(Record extracts)
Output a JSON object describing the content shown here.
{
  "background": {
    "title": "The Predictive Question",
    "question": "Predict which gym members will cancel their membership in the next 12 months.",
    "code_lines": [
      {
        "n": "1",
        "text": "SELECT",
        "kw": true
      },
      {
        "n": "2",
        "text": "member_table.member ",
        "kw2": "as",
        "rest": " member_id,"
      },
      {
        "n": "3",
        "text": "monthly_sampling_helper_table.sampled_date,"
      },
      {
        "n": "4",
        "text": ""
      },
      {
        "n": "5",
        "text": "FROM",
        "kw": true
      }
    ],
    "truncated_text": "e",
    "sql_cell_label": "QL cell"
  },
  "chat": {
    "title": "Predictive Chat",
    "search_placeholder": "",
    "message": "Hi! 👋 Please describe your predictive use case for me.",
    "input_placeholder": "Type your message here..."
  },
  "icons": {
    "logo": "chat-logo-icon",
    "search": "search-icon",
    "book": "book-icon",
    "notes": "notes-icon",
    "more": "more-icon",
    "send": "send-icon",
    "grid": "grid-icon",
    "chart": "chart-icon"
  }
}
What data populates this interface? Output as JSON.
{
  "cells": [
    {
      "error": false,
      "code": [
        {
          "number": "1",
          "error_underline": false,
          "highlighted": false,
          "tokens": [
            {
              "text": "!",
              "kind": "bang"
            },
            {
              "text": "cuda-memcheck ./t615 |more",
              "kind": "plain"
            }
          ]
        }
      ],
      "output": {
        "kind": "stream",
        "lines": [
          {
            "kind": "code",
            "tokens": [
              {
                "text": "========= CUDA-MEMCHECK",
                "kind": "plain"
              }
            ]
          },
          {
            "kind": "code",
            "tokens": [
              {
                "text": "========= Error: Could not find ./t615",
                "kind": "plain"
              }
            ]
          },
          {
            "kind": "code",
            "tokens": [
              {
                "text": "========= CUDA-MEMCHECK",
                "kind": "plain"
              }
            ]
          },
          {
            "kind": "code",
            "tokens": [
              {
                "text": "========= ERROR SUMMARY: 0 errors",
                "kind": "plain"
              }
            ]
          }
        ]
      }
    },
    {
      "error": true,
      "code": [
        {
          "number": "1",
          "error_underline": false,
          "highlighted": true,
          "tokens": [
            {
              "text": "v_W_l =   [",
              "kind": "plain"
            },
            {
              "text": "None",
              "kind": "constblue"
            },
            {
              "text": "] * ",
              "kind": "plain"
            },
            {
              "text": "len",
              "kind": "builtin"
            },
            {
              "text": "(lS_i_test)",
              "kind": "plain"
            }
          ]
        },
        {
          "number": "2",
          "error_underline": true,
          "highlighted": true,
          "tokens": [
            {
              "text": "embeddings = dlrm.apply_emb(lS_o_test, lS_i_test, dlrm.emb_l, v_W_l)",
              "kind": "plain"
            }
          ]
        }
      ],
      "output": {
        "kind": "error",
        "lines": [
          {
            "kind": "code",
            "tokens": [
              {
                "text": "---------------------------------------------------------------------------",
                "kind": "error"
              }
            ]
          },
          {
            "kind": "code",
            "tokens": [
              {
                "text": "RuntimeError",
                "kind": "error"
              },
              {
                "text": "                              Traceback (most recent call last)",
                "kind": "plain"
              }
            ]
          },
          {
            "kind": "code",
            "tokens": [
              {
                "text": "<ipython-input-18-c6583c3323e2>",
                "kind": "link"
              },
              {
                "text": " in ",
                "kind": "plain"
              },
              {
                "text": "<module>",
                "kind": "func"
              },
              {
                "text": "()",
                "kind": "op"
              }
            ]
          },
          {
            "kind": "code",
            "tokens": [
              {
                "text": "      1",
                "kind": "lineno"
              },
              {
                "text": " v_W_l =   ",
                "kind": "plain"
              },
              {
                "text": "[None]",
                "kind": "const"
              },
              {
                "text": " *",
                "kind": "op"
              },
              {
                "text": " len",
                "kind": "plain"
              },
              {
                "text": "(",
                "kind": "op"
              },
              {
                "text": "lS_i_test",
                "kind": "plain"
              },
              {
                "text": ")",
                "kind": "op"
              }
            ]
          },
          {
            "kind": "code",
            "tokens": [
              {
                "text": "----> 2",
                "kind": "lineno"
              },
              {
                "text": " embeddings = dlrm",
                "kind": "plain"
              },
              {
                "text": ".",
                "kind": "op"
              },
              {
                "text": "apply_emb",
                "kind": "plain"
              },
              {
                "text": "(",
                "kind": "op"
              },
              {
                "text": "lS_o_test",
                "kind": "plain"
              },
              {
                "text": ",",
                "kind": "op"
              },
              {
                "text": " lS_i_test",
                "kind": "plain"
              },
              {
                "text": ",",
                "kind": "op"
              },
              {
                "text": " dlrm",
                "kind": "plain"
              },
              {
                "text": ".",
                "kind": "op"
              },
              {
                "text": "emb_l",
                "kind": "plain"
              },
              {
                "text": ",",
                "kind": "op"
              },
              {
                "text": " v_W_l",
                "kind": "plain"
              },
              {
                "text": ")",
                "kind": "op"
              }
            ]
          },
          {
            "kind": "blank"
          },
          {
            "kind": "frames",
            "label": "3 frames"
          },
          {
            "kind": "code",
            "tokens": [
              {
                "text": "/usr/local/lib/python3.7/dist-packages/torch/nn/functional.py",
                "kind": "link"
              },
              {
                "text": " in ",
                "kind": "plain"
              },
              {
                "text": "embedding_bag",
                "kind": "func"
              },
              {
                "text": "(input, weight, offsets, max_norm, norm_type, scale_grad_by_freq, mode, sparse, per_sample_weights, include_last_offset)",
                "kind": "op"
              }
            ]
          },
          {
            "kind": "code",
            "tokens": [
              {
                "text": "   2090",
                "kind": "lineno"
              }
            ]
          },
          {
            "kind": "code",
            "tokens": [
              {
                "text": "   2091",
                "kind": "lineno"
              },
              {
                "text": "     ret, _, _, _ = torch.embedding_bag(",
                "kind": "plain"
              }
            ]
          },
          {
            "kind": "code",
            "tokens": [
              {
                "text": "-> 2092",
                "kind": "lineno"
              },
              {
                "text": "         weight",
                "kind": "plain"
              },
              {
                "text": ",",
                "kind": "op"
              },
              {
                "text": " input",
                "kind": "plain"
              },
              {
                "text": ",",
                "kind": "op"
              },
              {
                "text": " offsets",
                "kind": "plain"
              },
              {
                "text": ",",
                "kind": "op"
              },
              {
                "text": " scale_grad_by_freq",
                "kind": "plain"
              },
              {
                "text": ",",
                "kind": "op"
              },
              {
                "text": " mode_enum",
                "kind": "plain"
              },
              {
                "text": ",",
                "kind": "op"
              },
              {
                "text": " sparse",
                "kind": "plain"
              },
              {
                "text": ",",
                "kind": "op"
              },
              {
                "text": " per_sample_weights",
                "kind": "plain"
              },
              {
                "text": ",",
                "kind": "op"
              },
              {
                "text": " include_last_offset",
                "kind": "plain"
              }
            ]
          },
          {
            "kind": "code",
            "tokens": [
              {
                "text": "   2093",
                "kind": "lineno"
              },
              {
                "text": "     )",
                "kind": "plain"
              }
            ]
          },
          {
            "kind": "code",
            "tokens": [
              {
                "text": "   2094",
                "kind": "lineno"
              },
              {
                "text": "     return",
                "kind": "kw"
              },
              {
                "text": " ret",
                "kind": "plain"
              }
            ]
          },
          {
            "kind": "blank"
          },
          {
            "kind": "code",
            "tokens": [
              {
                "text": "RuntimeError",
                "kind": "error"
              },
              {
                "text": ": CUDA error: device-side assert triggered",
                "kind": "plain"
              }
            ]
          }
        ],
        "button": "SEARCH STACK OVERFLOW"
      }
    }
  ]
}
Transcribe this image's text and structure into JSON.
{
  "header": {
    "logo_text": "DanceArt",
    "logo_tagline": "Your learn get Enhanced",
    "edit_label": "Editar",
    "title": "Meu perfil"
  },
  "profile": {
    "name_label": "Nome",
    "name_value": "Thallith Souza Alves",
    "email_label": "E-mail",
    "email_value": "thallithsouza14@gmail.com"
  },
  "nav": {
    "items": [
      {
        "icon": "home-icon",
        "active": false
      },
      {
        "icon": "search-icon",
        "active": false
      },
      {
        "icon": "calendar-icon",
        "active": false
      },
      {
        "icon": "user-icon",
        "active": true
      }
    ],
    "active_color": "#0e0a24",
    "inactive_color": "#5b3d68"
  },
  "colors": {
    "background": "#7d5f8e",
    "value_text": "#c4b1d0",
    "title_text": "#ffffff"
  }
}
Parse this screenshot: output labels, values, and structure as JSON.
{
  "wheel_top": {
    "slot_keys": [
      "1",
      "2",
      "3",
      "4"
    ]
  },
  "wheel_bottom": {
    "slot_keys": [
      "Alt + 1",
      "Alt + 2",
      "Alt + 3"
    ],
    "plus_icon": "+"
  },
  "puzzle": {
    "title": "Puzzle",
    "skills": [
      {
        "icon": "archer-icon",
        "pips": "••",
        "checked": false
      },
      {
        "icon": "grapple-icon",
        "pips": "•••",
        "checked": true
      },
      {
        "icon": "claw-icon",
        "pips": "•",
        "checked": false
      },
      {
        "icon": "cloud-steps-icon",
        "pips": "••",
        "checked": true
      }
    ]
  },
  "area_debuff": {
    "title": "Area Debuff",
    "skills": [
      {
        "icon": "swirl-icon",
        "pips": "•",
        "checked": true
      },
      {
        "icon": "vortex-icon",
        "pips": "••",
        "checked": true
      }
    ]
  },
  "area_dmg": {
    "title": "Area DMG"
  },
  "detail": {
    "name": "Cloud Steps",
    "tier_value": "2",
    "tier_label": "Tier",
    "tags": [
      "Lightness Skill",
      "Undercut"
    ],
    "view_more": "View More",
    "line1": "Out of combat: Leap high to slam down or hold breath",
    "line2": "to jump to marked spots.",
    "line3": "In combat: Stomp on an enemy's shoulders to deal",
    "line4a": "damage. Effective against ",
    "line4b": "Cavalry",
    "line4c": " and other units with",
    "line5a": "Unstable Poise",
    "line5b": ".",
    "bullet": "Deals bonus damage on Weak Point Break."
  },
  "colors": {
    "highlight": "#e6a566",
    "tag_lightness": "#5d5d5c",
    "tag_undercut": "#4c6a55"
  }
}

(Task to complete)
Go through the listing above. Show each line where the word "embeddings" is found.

(Solution to this task)
              "text": "embeddings = dlrm.apply_emb(lS_o_test, lS_i_test, dlrm.emb_l, v_W_l)",
                "text": " embeddings = dlrm",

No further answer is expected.